In an exclusive interview with Commercial Drone Professional, Walker gave his insight on the current state of the industry and went into detail on what Skyports is doing here in the UK and abroad.
Skyports is a London-based infrastructure company that has installed 15 ‘Skyports’ already in the capital, as preparation for the emerging drone market.
The company’s plan is to make congested cities ready for when the drone market takes off with the installation of drone sized helipads.
Skyports hopes to implement this business model across busy cities across the globe and make a variety of locations drone-friendly in the process for when the currently emerging market takes off.
In the UK, managing director Duncan Walker believes that when it comes to infrastructure, insurance and regulation the drone delivery industry may be pipped to the post by passenger carrying ‘taxi’ drones, due to the current legislation that is already in place.
Speaking to CDP, he said: “If you think about cargo and passengers, often the infrastructure is the same and sometimes it is a little bit different. We have the debate endlessly, is it cargo drones or is it the passenger drones that are going to come first? Part of me says it is going to be the cargo drones, they’re smaller, more manageable and the consequence of them going wrong is less because moving people around if obviously complicated.”
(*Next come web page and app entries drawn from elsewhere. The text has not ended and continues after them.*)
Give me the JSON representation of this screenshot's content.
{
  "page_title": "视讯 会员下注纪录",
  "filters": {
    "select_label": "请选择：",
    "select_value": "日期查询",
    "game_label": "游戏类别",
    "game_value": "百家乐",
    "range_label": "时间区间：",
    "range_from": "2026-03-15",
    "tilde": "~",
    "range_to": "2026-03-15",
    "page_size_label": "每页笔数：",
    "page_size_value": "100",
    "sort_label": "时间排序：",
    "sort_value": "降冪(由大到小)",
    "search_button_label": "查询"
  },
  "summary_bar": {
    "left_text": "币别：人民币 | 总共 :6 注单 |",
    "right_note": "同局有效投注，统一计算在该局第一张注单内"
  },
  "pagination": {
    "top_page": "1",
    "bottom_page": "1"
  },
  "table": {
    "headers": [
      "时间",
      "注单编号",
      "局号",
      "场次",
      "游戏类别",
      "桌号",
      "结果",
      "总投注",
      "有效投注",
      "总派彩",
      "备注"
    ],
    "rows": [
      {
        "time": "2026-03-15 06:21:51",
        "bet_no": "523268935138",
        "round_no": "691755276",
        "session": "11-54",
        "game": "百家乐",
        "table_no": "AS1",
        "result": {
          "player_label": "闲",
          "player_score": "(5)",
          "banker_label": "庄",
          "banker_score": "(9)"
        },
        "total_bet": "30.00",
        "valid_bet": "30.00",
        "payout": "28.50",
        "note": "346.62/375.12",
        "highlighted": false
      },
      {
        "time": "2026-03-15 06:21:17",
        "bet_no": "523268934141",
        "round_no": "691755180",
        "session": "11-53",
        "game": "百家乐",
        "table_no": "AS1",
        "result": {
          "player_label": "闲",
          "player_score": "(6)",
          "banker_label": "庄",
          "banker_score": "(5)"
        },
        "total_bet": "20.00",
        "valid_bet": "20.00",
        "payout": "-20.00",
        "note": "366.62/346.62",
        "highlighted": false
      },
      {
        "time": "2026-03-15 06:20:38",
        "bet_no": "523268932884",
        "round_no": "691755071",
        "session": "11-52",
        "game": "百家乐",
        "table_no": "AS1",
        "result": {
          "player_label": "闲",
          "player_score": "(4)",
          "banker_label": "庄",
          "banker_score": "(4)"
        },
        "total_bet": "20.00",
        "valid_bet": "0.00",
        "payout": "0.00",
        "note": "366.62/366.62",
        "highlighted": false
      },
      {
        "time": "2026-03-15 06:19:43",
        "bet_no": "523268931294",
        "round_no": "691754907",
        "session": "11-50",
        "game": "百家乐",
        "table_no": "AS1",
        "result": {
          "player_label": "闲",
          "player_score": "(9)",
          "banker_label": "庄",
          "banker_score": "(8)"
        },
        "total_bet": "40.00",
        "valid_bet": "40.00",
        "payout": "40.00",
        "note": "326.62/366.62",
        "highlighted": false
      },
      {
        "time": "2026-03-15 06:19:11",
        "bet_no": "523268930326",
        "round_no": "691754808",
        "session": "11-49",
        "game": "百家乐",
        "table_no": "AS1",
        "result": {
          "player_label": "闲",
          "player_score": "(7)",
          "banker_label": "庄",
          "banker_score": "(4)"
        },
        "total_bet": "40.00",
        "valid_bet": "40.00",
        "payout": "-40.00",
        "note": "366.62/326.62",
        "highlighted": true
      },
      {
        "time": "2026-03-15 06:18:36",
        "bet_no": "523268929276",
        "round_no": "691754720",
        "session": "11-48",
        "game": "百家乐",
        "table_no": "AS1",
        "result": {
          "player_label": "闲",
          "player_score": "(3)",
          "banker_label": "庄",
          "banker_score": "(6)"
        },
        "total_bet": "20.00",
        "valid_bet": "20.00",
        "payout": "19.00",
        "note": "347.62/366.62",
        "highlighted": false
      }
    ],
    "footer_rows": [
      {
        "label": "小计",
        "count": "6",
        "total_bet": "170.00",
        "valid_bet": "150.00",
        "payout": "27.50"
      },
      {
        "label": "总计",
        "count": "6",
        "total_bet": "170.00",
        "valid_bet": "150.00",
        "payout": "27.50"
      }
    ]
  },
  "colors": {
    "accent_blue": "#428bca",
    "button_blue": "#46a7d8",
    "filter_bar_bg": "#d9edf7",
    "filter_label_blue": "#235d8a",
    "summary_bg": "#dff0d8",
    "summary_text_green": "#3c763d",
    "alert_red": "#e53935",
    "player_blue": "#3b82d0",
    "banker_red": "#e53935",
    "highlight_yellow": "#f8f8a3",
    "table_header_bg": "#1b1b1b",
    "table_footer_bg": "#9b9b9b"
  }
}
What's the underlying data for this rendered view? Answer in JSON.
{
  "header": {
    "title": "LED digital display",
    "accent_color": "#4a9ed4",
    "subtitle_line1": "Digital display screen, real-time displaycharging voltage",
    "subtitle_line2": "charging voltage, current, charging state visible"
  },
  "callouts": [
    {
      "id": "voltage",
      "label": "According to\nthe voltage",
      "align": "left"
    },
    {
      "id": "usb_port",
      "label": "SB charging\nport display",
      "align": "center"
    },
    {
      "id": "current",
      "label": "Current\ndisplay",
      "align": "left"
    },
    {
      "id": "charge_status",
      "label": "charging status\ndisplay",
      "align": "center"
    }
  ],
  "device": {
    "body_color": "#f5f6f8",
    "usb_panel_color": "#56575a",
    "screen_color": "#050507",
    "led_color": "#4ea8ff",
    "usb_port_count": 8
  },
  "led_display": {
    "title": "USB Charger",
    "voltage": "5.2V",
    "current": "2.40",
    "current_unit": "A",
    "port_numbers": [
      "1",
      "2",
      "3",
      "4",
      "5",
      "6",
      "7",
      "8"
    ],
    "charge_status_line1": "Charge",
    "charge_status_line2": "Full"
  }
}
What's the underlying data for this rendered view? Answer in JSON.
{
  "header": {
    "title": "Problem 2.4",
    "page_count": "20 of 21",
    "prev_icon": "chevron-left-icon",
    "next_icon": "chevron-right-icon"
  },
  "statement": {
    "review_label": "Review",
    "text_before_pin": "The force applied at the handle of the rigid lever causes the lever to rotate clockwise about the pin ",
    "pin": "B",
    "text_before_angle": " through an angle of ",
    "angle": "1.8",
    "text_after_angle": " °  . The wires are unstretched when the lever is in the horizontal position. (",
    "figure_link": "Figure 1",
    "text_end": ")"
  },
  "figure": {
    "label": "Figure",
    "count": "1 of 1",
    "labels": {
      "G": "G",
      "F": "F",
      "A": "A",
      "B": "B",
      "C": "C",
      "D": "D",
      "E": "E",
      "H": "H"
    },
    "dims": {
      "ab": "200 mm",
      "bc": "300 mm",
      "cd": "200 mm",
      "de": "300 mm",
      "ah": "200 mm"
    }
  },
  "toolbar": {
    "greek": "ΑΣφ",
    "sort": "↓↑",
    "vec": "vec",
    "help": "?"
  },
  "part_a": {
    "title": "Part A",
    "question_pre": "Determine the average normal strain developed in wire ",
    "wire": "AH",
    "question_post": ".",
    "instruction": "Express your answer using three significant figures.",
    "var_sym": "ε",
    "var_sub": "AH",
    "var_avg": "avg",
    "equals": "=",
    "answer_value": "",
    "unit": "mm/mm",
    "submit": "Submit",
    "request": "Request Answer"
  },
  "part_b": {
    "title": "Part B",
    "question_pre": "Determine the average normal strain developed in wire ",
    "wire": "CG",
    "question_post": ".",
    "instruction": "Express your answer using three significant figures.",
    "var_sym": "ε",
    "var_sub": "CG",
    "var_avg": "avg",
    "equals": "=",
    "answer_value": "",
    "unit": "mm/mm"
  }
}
“On the flip side of that is, if you’ve got a VTOL, a passenger carrying VTOL, it is essentially an electric helicopter. So, if it has the Civil Aviation Authority sign off, you have the framework in which to fly it. At the moment, we don’t have the framework to fly BVLOS drones in London, but we do have a framework which says you can fly a helicopter in London and if it’s just an electric helicopter and a company can get their certification which they are well on their way to doing, you can fly that in London.”
Walker has a real-estate background in London and founded Skyports 18 months. His team now operate 15 Skyports across London and are looking to expand further in the coming years.
He said: “We’ve been looking at Manchester but the UK is quite a funny country compared to others because all of our population is in London, it’s ten times bigger than any other city we’ve got which is not the same as a Germany or a France or a US so the UK is a bit of a quirky situation because, if you go to Manchester, the congestion is not actually that bad so building a business case around that becomes a little bit more challenging.
He continued: “Having said that, we are doing some work out in East Anglia, we’re starting to get it off the ground and proven and tested. We think that might be a slightly easier regulatory process that flying a bunch of stuff in the West end.”
Last month CDP reported on the news that Skyports was looking to expand in the Us.
Read more on that story here: